- Denaxa M, Kyriakopoulou K, Theodorakis K, Trichas G, Vidaki M, Takeda Y, Watanabe K, Karagogeos D: The adhesion molecule Tag-1 is required for proper migration of the superficial migratory stream in the medulla but not of cortical interneurons. Dev Biol. 2005, 288 (1): 87-89. 10.1016/j.ydbio.2005.09.021.PubMedGoogle Scholar
- Ang ES, Haydar TF, Gluncic V, Rakic P: Four-dimensional migratory coordinates of GABAergic interneurons in the developing mouse cortex. J Neurosci. 2003, 23 (13): 5805-15.PubMedGoogle Scholar

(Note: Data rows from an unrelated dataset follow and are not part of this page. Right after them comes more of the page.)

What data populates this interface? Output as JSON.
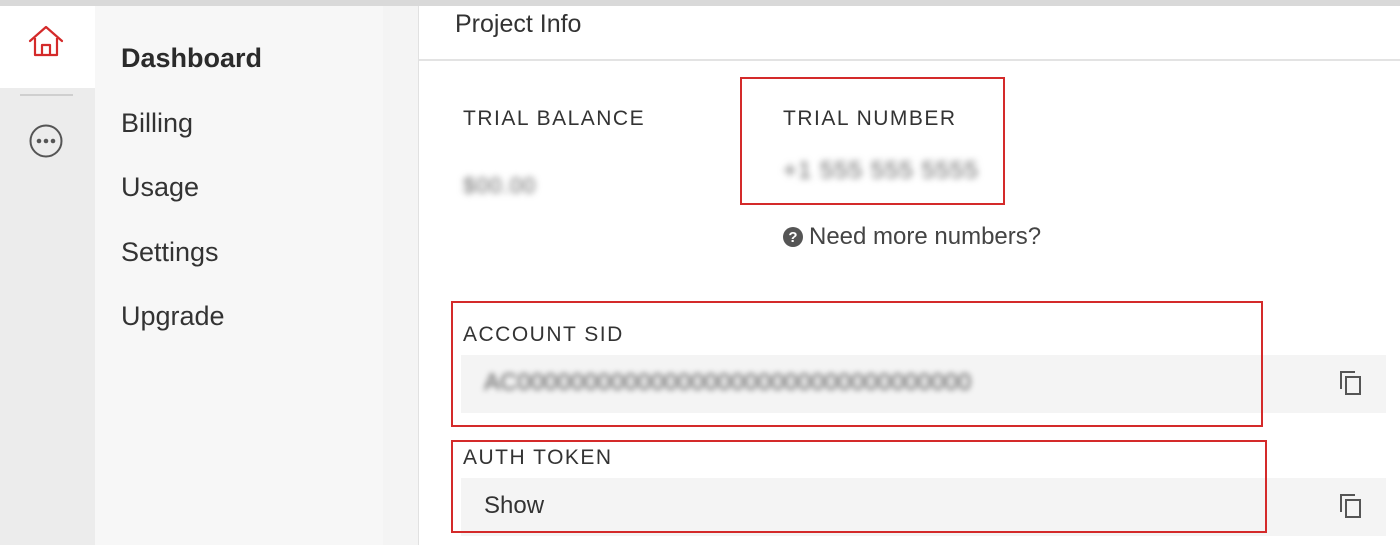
{
  "sidebar": {
    "rail_icons": [
      "home-icon",
      "more-icon"
    ],
    "items": [
      {
        "label": "Dashboard",
        "active": true
      },
      {
        "label": "Billing",
        "active": false
      },
      {
        "label": "Usage",
        "active": false
      },
      {
        "label": "Settings",
        "active": false
      },
      {
        "label": "Upgrade",
        "active": false
      }
    ]
  },
  "project_info": {
    "title": "Project Info",
    "trial_balance": {
      "label": "TRIAL BALANCE",
      "value": "$00.00"
    },
    "trial_number": {
      "label": "TRIAL NUMBER",
      "value": "+1 555 555 5555"
    },
    "help_link": "Need more numbers?",
    "account_sid": {
      "label": "ACCOUNT SID",
      "value": "AC0000000000000000000000000000000000"
    },
    "auth_token": {
      "label": "AUTH TOKEN",
      "value": "Show"
    }
  },
  "colors": {
    "accent": "#d42a2a",
    "highlight_box": "#d42a2a",
    "nav_bg": "#f7f7f7",
    "rail_bg": "#ececec"
  }
}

- Komuro H, Rakic P: Intracellular Ca2+ fluctuations modulate the rate of neuronal migration. Neuron. 1996, 17 (2): 275-285. 10.1016/S0896-6273(00)80159-2.PubMedGoogle Scholar
- Hirotsune S, Fleck MW, Gambello MJ, Bix GJ, Chen A, Clark GD, Ledbetter DH, McBain CJ, Wynshaw-Boris A: Graded reduction of Pafah1b1 (Lis1) activity results in a neuronal migration defects and early embryonic lethality. Nat Genet. 1998, 19 (4): 333-339. 10.1038/1221.PubMedGoogle Scholar
This article is published under license to BioMed Central Ltd. This is an Open Access article distributed under the terms of the Creative Commons Attribution License (http://creativecommons.org/licenses/by/2.0), which permits unrestricted use, distribution, and reproduction in any medium, provided the original work is properly cited.